The report noted that Asia’s demographic divide between North and South appeared stark over the next decade.

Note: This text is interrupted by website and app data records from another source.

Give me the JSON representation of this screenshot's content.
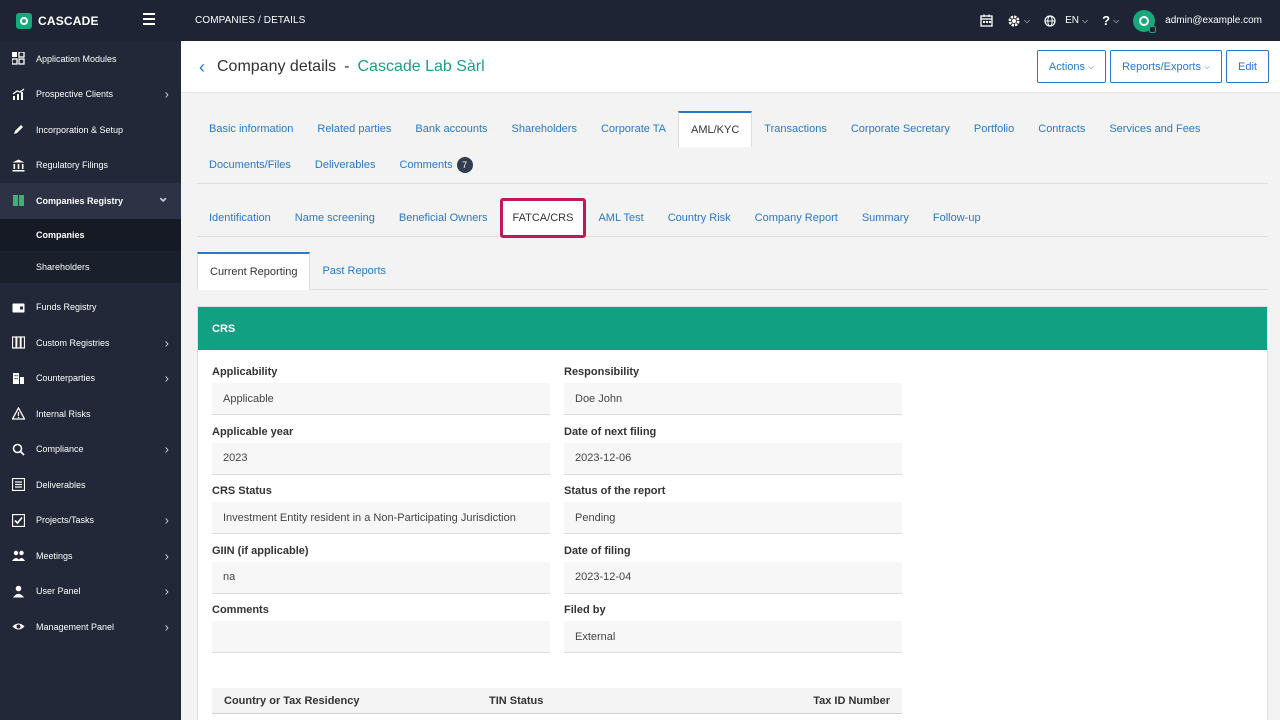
{
  "app": {
    "name": "CASCADE"
  },
  "topbar": {
    "breadcrumb": "COMPANIES  /  DETAILS",
    "language": "EN",
    "help": "?",
    "user_email": "admin@example.com"
  },
  "sidebar": {
    "items": [
      {
        "label": "Application Modules",
        "icon": "grid-icon",
        "chevron": false
      },
      {
        "label": "Prospective Clients",
        "icon": "chart-icon",
        "chevron": true
      },
      {
        "label": "Incorporation & Setup",
        "icon": "pen-icon",
        "chevron": false
      },
      {
        "label": "Regulatory Filings",
        "icon": "bank-icon",
        "chevron": false
      },
      {
        "label": "Companies Registry",
        "icon": "book-icon",
        "chevron": "down"
      }
    ],
    "subitems": [
      {
        "label": "Companies",
        "active": true
      },
      {
        "label": "Shareholders",
        "active": false
      }
    ],
    "items2": [
      {
        "label": "Funds Registry",
        "icon": "wallet-icon",
        "chevron": false
      },
      {
        "label": "Custom Registries",
        "icon": "columns-icon",
        "chevron": true
      },
      {
        "label": "Counterparties",
        "icon": "building-icon",
        "chevron": true
      },
      {
        "label": "Internal Risks",
        "icon": "warning-icon",
        "chevron": false
      },
      {
        "label": "Compliance",
        "icon": "search-icon",
        "chevron": true
      },
      {
        "label": "Deliverables",
        "icon": "list-icon",
        "chevron": false
      },
      {
        "label": "Projects/Tasks",
        "icon": "checkbox-icon",
        "chevron": true
      },
      {
        "label": "Meetings",
        "icon": "users-icon",
        "chevron": true
      },
      {
        "label": "User Panel",
        "icon": "user-icon",
        "chevron": true
      },
      {
        "label": "Management Panel",
        "icon": "eye-icon",
        "chevron": true
      }
    ]
  },
  "header": {
    "title": "Company details",
    "separator": "-",
    "company_name": "Cascade Lab Sàrl",
    "buttons": {
      "actions": "Actions",
      "reports": "Reports/Exports",
      "edit": "Edit"
    }
  },
  "tabs_main": {
    "row1": [
      "Basic information",
      "Related parties",
      "Bank accounts",
      "Shareholders",
      "Corporate TA",
      "AML/KYC",
      "Transactions",
      "Corporate Secretary",
      "Portfolio",
      "Contracts",
      "Services and Fees"
    ],
    "row2": [
      "Documents/Files",
      "Deliverables",
      "Comments"
    ],
    "comments_count": "7",
    "active": "AML/KYC"
  },
  "tabs_aml": {
    "items": [
      "Identification",
      "Name screening",
      "Beneficial Owners",
      "FATCA/CRS",
      "AML Test",
      "Country Risk",
      "Company Report",
      "Summary",
      "Follow-up"
    ],
    "active": "FATCA/CRS"
  },
  "tabs_report": {
    "items": [
      "Current Reporting",
      "Past Reports"
    ],
    "active": "Current Reporting"
  },
  "panel": {
    "title": "CRS",
    "accent_color": "#12a082",
    "fields": [
      {
        "label": "Applicability",
        "value": "Applicable"
      },
      {
        "label": "Responsibility",
        "value": "Doe John"
      },
      {
        "label": "Applicable year",
        "value": "2023"
      },
      {
        "label": "Date of next filing",
        "value": "2023-12-06"
      },
      {
        "label": "CRS Status",
        "value": "Investment Entity resident in a Non-Participating Jurisdiction"
      },
      {
        "label": "Status of the report",
        "value": "Pending"
      },
      {
        "label": "GIIN (if applicable)",
        "value": "na"
      },
      {
        "label": "Date of filing",
        "value": "2023-12-04"
      },
      {
        "label": "Comments",
        "value": ""
      },
      {
        "label": "Filed by",
        "value": "External"
      }
    ],
    "table": {
      "headers": [
        "Country or Tax Residency",
        "TIN Status",
        "Tax ID Number"
      ]
    }
  }
}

It said that the latest UN Population 2012 revisions had made the divergence even starker by extending the demographic peaks for the Philippines (to 2085 from 2077) and Indonesia (to 2058 from 2036) while Thailand’s peak had been brought forward (to 2017 from 2020).
“Philippines, Malaysia, Indonesia and Singapore—in that order— will likely see the strongest labour force growth in Asia over the next decade,” the research said, noting that Thailand would emerge as the “old man” in the Asean.
In the coming decade, Merrill Lynch projected that labour force in the Philippines would expand by 21.3 per cent, faster than its forecast for Malaysia (+15.4 per cent), Indonesia (+15.2 per cent) and Singapore (+14.3 per cent).
Overall, the six largest countries of Southeast Asia (including Vietnam) will see labour force grow by an average of 12.2 per cent through 2023—in stark contrast to the rest of Asia, where labour force may only grow by 5.1 per cent led by India, the research said.
Other countries are seen facing decline in labour force as their population ages: Japan (-8.1 per cent), Hong Kong (-5 per cent), Korea (-2.3 per cent), Thailand (-1.2 per cent) and China (-0.9 per cent).
China’s demographic path may, however, be altered with a two-child policy.
“Still, Philippines, Indonesia and India have struggled to attract FDIs despite their resource advantage,” the report said.
The research noted that demographics were useful predictors of real GDP (gross domestic product) growth as changes in working-age population over the past decade (2002-12) were highly correlated with real GDP growth, especially if China is excluded.